The Rapid Response Seminar on the European Court of Justice ruling in Case C-252/07 Intel Corp v CPM (UK) Ltd, jointly run by Class 46 and Hardwicke Building, turned out to be a very pleasant and highly educative experience. Since it was so heavily subscribed, the seminar had to shift its venue from the library in Hardwicke Building — which was turned into a makeshift picnic area at lunchtime — to the handsome purpose-built conference facilities in 33 Chancery Lane.
Chairing the event, Class 46 team member Jeremy explained the genesis and experimental nature of the seminar before introducing the first speaker, Mark Engelman. Mark, a barrister with new MARQUES member Hardwicke Building, represented CPM in this reference for a preliminary ruling. In his talk he gave a fascinating account of the manner in which the verbal formula of the questions referred to the Court came about, as well as the behind-the-scenes claims, arguments, submissions, concessions and posturing that shaped the reference itself. Employing some colourful syllogistic metaphors concerning dogs, fur, barking and teeth, he explained the role played by the concept of likelihood of confusion — which is not a concept most European trade mark lawyers automatically associate with dilution — in the Court’s ruling.
Next to speak was Birgit Clark (Boult Wade Tennant), who unravelled the complexities and the evolution of German dilution law. Old favourites such as the Odol case, together with delictual liability and unfair competition law, were also shown to have shaped modern German thinking to a surprising extent. Birgit’s examples of well-known marks involved in German litigation were memorable and well-chosen, even if they left some of the audience feeling somewhat disconcerted about use of Nivea products.
Speaking third, Frédéric Glaize (Cabinet Plasseraud) employed a set of musical themes when offering a most revealing insight into French trade mark law and how it handles dilution. Unsurprisingly in the eyes of some, it seems that France has only imperfectly implemented the provisions of the Harmonisation Directive but that no-one has sought to remedy this state of affairs. He also explained why every French trade mark infringement the chairman had ever seen additionally claimed liability under Article 1382 of the Civil Code.
Following a tasty if healthy lunch, the vast majority of participants defied the expectations of the cynics and trouped back to 33 Chancery Lane to hear Gino van Roeyen (Banning) give his dramatic and memorable account of the concept of association in Netherlands law and its relevance to dilution doctrine, providing a vivid account of the battle between the late Hugh Laddie and Professor Charles Gielen (NautaDutilh) as to whether the British interpretation of Europe’s approximation provisions was based on clear reading and analysis or on a total misunderstanding of the law’s conceptual basis.
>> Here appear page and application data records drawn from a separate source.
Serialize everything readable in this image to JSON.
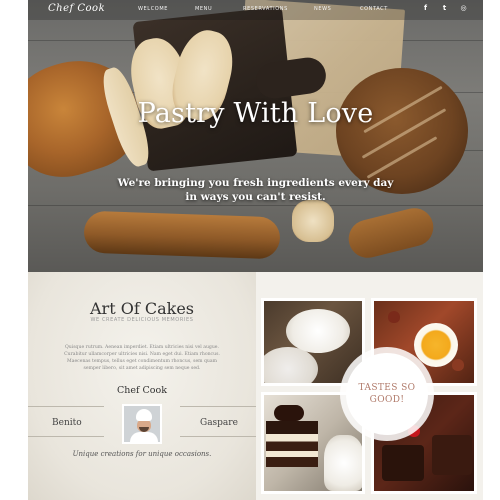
{
  "header": {
    "logo": "Chef Cook",
    "nav": [
      "WELCOME",
      "MENU",
      "RESERVATIONS",
      "NEWS",
      "CONTACT"
    ],
    "social_icons": [
      "facebook-icon",
      "twitter-icon",
      "instagram-icon"
    ],
    "social_glyphs": [
      "f",
      "t",
      "◎"
    ]
  },
  "hero": {
    "title": "Pastry With Love",
    "subtitle_line1": "We're bringing you fresh ingredients every day",
    "subtitle_line2": "in ways you can't resist."
  },
  "about": {
    "title": "Art Of Cakes",
    "subtitle": "WE CREATE DELICIOUS MEMORIES",
    "body": "Quisque rutrum. Aenean imperdiet. Etiam ultricies nisi vel augue. Curabitur ullamcorper ultricies nisi. Nam eget dui. Etiam rhoncus. Maecenas tempus, tellus eget condimentum rhoncus, sem quam semper libero, sit amet adipiscing sem neque sed.",
    "chef_title": "Chef Cook",
    "chef_left": "Benito",
    "chef_right": "Gaspare",
    "quote": "Unique creations for unique occasions."
  },
  "gallery": {
    "badge": "TASTES SO GOOD!"
  },
  "colors": {
    "section_bg": "#ebe7df",
    "badge_text": "#b07a6a",
    "tile_border": "#ffffff"
  }
}
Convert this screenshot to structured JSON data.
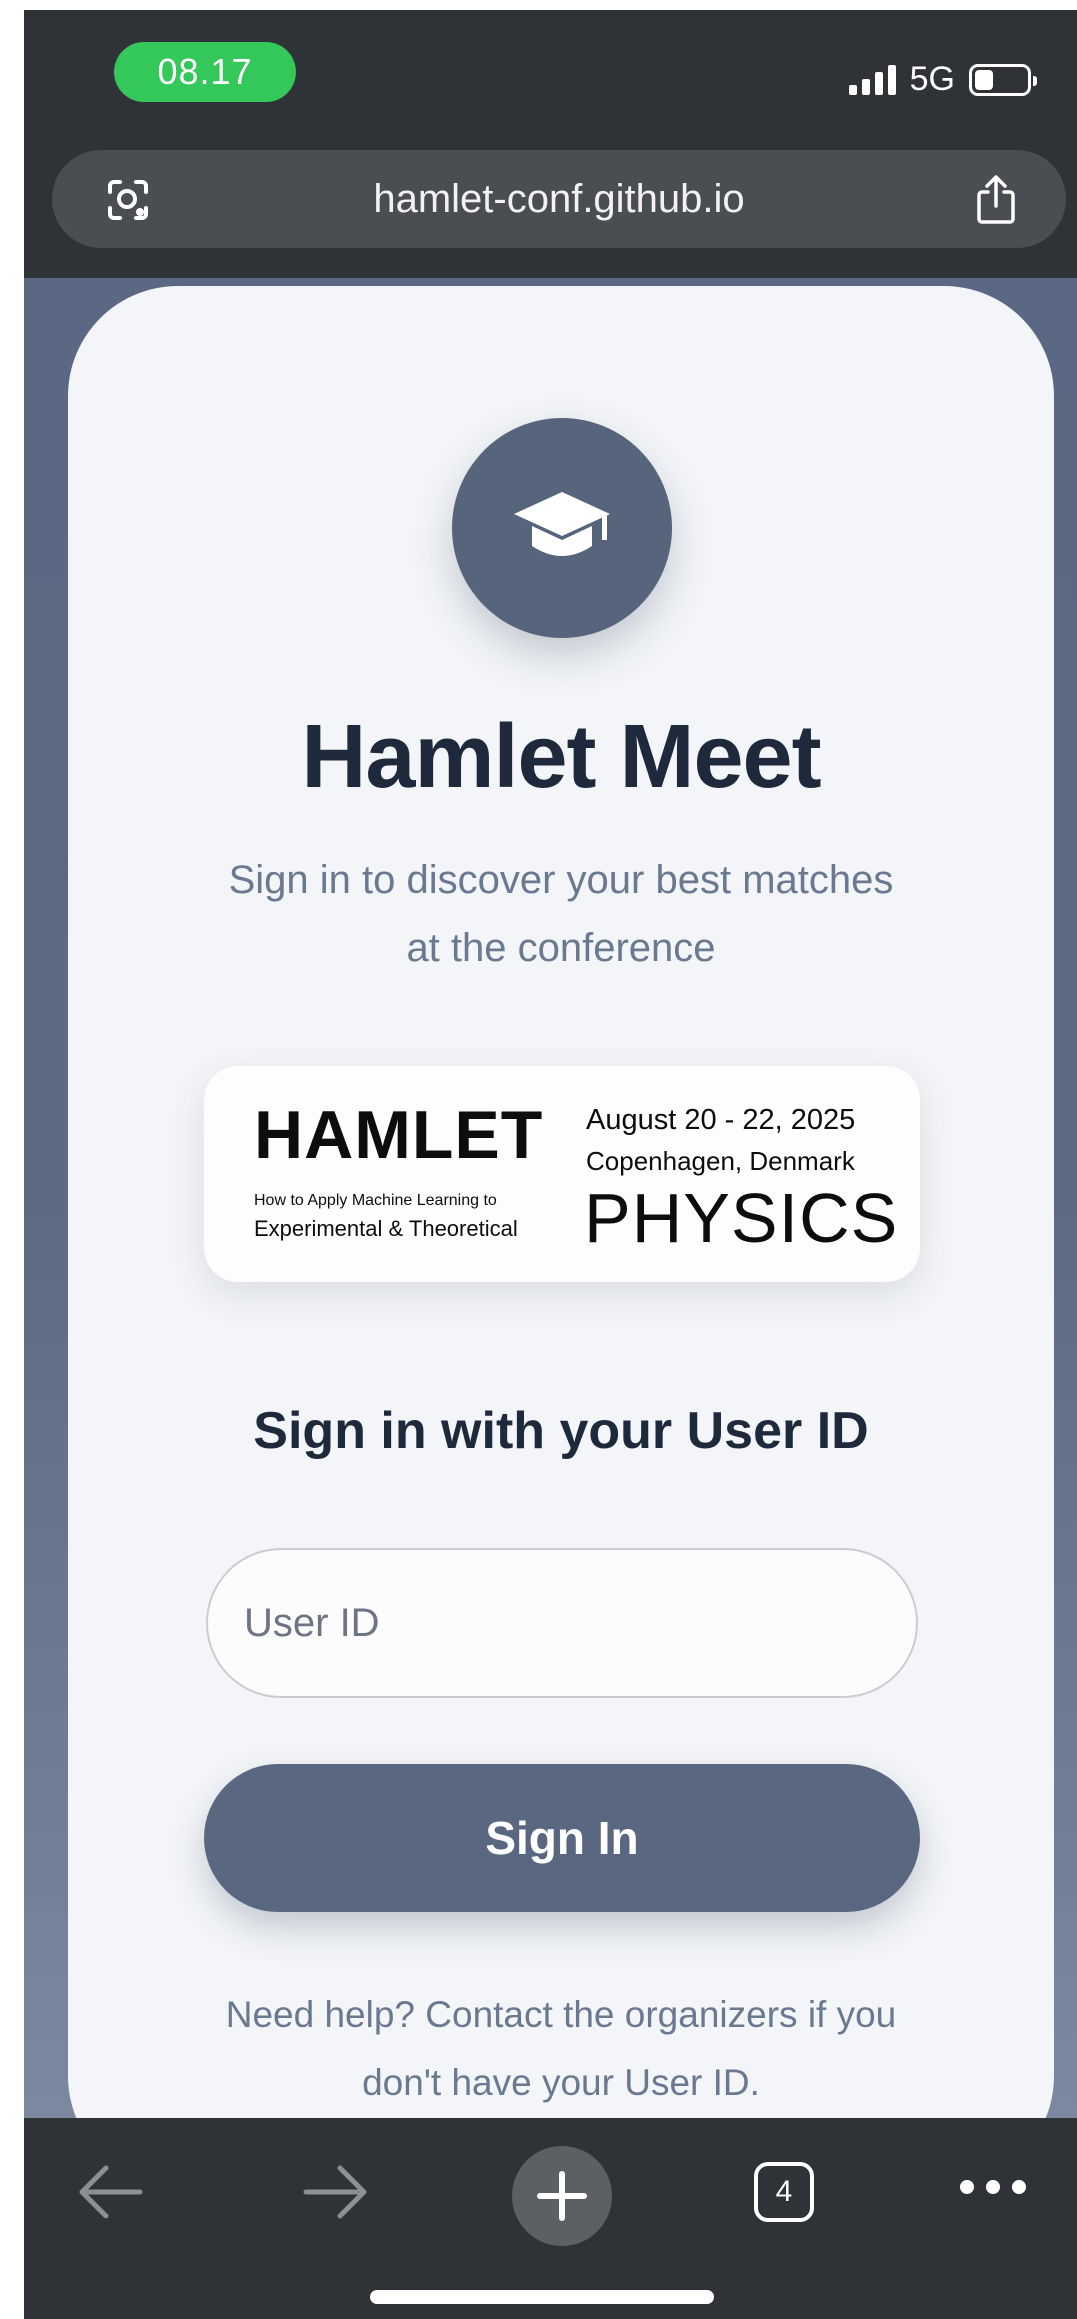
{
  "status_bar": {
    "time": "08.17",
    "network": "5G"
  },
  "browser": {
    "url": "hamlet-conf.github.io",
    "tab_count": "4",
    "icons": [
      "lens-icon",
      "share-icon",
      "back-arrow-icon",
      "forward-arrow-icon",
      "plus-icon",
      "tabs-icon",
      "more-icon"
    ]
  },
  "page": {
    "logo_icon": "graduation-cap-icon",
    "title": "Hamlet Meet",
    "subtitle": "Sign in to discover your best matches at the conference",
    "banner": {
      "hamlet": "HAMLET",
      "apply_line1": "How to Apply Machine Learning to",
      "apply_line2": "Experimental & Theoretical",
      "dates": "August 20 - 22, 2025",
      "place": "Copenhagen, Denmark",
      "physics": "PHYSICS"
    },
    "form_heading": "Sign in with your User ID",
    "userid_placeholder": "User ID",
    "signin_label": "Sign In",
    "help_text": "Need help? Contact the organizers if you don't have your User ID."
  },
  "colors": {
    "accent": "#5a6781",
    "title": "#1e2a3c",
    "status_green": "#34c759"
  }
}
A short pause for silence in this presentation served as a mark of respect for the late judge, whose loss we will continue to feel for as long as his judgments are read and appreciated.
The event finished with a lively question-and-answer session, even if we were probably left with more questions than answers. The big debating point, casually thrown into the arena by Richard Gallafent was that of whether, given the need to show an economic impact of dilution on consumer behaviour, those present would confidently advise hypothetical plumber John Smith that he was safe to use the word GLAXO in respect of plumbing equipment. Since there were no officers or employees of GLAXO present, the speculation was pleasantly uninhibited.